TO DO: Tally the lines below that contain the word "text", then give the tally and nothing more.

DATA:

◇ ◇ ◇ ◇ ◇

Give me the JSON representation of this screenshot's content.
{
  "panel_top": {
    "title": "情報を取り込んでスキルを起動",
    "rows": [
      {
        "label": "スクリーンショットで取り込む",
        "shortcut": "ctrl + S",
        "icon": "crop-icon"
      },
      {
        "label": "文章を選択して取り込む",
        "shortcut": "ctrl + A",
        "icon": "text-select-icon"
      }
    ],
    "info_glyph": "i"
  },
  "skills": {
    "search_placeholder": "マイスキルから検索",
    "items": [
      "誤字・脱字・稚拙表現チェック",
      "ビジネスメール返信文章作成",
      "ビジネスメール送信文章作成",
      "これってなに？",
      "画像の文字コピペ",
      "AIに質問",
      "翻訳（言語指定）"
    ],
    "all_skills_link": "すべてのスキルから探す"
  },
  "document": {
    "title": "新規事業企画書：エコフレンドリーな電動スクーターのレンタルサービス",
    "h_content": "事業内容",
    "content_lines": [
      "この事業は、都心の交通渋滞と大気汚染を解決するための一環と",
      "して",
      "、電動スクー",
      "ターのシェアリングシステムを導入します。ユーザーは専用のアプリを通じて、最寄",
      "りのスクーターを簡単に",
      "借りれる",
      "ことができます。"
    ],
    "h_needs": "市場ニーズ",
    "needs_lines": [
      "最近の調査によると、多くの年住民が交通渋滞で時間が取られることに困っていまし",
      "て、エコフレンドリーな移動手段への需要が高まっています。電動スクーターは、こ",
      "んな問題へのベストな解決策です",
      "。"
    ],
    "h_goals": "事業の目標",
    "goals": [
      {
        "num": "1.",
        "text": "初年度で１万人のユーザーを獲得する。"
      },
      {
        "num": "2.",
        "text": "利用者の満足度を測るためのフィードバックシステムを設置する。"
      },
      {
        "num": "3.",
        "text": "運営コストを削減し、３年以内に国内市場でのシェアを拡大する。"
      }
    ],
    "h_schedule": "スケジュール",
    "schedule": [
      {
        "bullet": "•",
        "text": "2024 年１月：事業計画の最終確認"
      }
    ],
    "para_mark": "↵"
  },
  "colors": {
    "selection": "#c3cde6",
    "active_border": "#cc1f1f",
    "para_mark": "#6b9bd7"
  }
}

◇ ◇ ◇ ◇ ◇

SOLUTION FOR THIS TASK: 5